Supplier-sponsor appreciation is going to be a running theme throughout this list and when you have Umbro as well as Sharp on the same kit, that’s an easy win right there.
Considering how massive a brand Manchester United are globally, it comes as a big surprise that this kit has never really got the flowers it deserved.
Arsenal 2007-08 Third
Alright sure, it is slightly strange that an Arsenal kit has made the cut here. After all, they drop a classic almost every season that the entire world gushes over.
But that isn’t the case with this tasteful drop in 2007. Wengerball was still a sight to behold during this era and yet, you rarely spot a Gooner rocking this jersey in the flesh. But let’s break down what makes this piece of clobber one that commands a lot more adoration.
First things first, the color combination is nothing short of sublime.
The claret and maroon may not make a lot of sense in theory, but it goes together perfectly in practice. While third kits tend to be extremely in-your-face because fans expect a pile of randomness, this is as classy as it gets.
And the gold elements on the strip are worth giving the designers a handsome pay raise.
The gold Fly Emirates logo, which is as classy a sponsor logo can get, is in sync with the sexy football Arsenal played during the entirety of the season.
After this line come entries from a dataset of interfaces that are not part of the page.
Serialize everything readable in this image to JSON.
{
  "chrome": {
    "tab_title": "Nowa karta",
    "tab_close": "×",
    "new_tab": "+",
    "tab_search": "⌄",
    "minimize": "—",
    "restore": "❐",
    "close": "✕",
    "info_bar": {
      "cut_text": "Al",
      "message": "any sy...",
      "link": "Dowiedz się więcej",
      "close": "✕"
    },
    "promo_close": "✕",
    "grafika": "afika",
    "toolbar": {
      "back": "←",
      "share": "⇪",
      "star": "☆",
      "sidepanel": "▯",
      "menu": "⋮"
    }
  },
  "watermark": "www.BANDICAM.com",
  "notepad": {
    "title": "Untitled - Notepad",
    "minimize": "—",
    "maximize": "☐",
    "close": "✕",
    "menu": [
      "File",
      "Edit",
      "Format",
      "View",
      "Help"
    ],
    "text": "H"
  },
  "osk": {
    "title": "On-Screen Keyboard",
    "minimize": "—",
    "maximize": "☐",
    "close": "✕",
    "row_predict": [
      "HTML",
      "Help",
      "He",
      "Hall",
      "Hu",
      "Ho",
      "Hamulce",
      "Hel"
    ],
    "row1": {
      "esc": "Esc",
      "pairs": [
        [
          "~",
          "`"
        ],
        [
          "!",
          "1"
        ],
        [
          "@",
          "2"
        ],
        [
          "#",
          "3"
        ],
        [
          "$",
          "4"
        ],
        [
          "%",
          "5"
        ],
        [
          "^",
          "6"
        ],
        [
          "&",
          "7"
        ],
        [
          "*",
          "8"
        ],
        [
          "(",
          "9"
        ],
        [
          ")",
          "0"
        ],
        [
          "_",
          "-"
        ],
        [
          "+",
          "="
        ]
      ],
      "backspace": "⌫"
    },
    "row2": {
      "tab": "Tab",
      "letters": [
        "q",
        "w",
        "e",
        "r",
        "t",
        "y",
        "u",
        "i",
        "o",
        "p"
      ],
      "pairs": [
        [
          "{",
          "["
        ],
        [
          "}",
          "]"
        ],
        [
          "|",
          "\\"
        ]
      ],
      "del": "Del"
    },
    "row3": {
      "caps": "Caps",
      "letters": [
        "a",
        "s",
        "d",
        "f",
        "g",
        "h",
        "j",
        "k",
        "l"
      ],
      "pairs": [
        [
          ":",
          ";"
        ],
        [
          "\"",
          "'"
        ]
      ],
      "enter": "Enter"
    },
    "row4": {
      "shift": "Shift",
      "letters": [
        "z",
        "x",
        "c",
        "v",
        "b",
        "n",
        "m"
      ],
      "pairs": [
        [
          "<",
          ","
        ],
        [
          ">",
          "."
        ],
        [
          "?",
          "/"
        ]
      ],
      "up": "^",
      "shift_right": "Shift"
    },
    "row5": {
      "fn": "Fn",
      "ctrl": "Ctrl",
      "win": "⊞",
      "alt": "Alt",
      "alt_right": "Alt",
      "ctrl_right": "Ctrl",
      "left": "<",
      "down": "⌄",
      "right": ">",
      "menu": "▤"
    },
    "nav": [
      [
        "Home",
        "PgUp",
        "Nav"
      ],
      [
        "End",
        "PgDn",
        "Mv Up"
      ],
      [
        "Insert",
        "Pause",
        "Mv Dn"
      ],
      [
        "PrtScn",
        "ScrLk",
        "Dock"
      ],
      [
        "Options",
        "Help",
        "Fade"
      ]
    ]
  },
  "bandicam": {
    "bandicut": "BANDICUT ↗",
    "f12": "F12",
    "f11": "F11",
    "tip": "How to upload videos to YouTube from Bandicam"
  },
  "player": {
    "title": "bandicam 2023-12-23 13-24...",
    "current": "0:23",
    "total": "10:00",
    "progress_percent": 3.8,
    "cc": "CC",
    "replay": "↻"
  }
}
Prime Emmanuel Adebayor up top with Cesc Fabregas pulling the strings, beautiful scenes.
And also, glimpse at the gold swoosh that is cleaner than Eduardo’s wand of a left foot.
Lastly, a major takeaway remains that Arsenal need to embrace horizontal stripes because it’s made for a screamer of a kit.
The more you admire this strip, the more it baffles you how it hasn’t been hailed as a legendary drop. It is indisputably right up there amongst one of the most slept on kits in the history of the most box-office league on the planet.
Manchester City 2009-10 Third
Look at how immaculate this strip is. Now ask yourself whether it gets the credit it deserves. First things first, the red and black sash is one of the greatest design elements you’re likely to see in any Premier League kit across history.
While taking inspiration from the Manchester City kits from the ’70s, this modern-day classic integrates its own twist by slanting the sash from left to right rather than from the right side to the center.
Despite being a stunning, yet divisive element in plain sight, it’s intriguing how a design aspect that is so out there does not take away from how elegant this shirt is.
After all, the plainness of the white base is what helps one accept the sash in the first place. In addition, the contrast between both elements makes me want to log into eBay and cop it right this instant.
Also, the way the Umbro logo meshes in amidst all that’s on display is glorious.
The gold logo should ideally look out of place on the red and black sash but somehow, it adds an element of royalty to this kit that’s fit for kings such as David Silva and Yaya Touré.
To add to this, the gold wings in the old City crest combined with the matching color of the Umbro logo is a splendid touch and is another subtle, yet tasteful element about this kit.
One could go on and on about how unreal this shirt is, but it is blasphemous how it barely gets the props it deserves. To us at Urban Pitch, this banger right here is top two and it’s not two.